Exercise instructions:
Exact copy, no pictures: output all the records that follow.

Source material:

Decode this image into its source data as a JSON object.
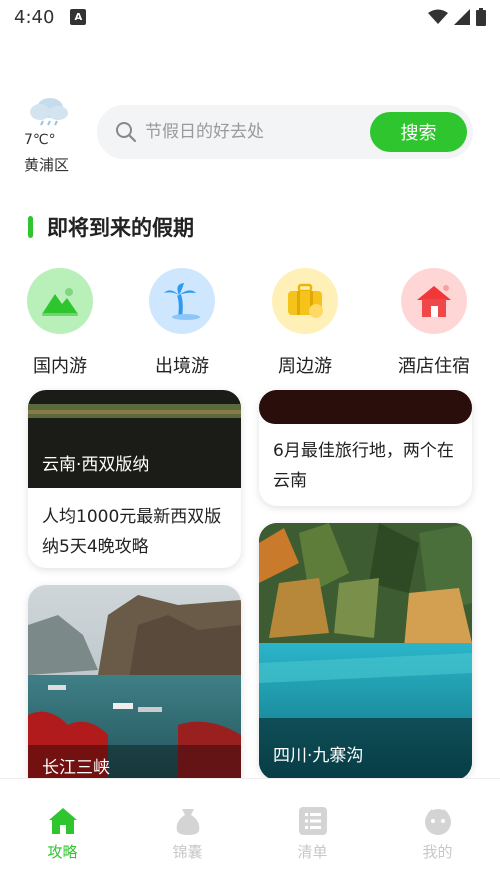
{
  "status_bar": {
    "time": "4:40",
    "notification": "A"
  },
  "weather": {
    "temp": "7℃°",
    "district": "黄浦区",
    "icon": "cloud-rain-icon"
  },
  "search": {
    "placeholder": "节假日的好去处",
    "button_label": "搜索"
  },
  "section": {
    "title": "即将到来的假期"
  },
  "categories": [
    {
      "label": "国内游",
      "icon": "mountain-icon",
      "color": "#b9f0b9"
    },
    {
      "label": "出境游",
      "icon": "palm-tree-icon",
      "color": "#cfe6ff"
    },
    {
      "label": "周边游",
      "icon": "suitcase-icon",
      "color": "#fff0b8"
    },
    {
      "label": "酒店住宿",
      "icon": "house-icon",
      "color": "#ffd6d6"
    }
  ],
  "cards": [
    {
      "title": "云南·西双版纳",
      "desc": "人均1000元最新西双版纳5天4晚攻略"
    },
    {
      "title": "",
      "desc": "6月最佳旅行地，两个在云南"
    },
    {
      "title": "长江三峡",
      "desc": ""
    },
    {
      "title": "四川·九寨沟",
      "desc": ""
    }
  ],
  "tabs": [
    {
      "label": "攻略",
      "icon": "home-icon",
      "active": true
    },
    {
      "label": "锦囊",
      "icon": "bag-icon",
      "active": false
    },
    {
      "label": "清单",
      "icon": "list-icon",
      "active": false
    },
    {
      "label": "我的",
      "icon": "profile-icon",
      "active": false
    }
  ],
  "colors": {
    "accent": "#2fc52f"
  }
}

Exercise answer:
Decode this image into its source data as a JSON object.
{
  "status_bar": {
    "time": "4:40",
    "notification": "A"
  },
  "weather": {
    "temp": "7℃°",
    "district": "黄浦区",
    "icon": "cloud-rain-icon"
  },
  "search": {
    "placeholder": "节假日的好去处",
    "button_label": "搜索"
  },
  "section": {
    "title": "即将到来的假期"
  },
  "categories": [
    {
      "label": "国内游",
      "icon": "mountain-icon",
      "color": "#b9f0b9"
    },
    {
      "label": "出境游",
      "icon": "palm-tree-icon",
      "color": "#cfe6ff"
    },
    {
      "label": "周边游",
      "icon": "suitcase-icon",
      "color": "#fff0b8"
    },
    {
      "label": "酒店住宿",
      "icon": "house-icon",
      "color": "#ffd6d6"
    }
  ],
  "cards": [
    {
      "title": "云南·西双版纳",
      "desc": "人均1000元最新西双版纳5天4晚攻略"
    },
    {
      "title": "",
      "desc": "6月最佳旅行地，两个在云南"
    },
    {
      "title": "长江三峡",
      "desc": ""
    },
    {
      "title": "四川·九寨沟",
      "desc": ""
    }
  ],
  "tabs": [
    {
      "label": "攻略",
      "icon": "home-icon",
      "active": true
    },
    {
      "label": "锦囊",
      "icon": "bag-icon",
      "active": false
    },
    {
      "label": "清单",
      "icon": "list-icon",
      "active": false
    },
    {
      "label": "我的",
      "icon": "profile-icon",
      "active": false
    }
  ],
  "colors": {
    "accent": "#2fc52f"
  }
}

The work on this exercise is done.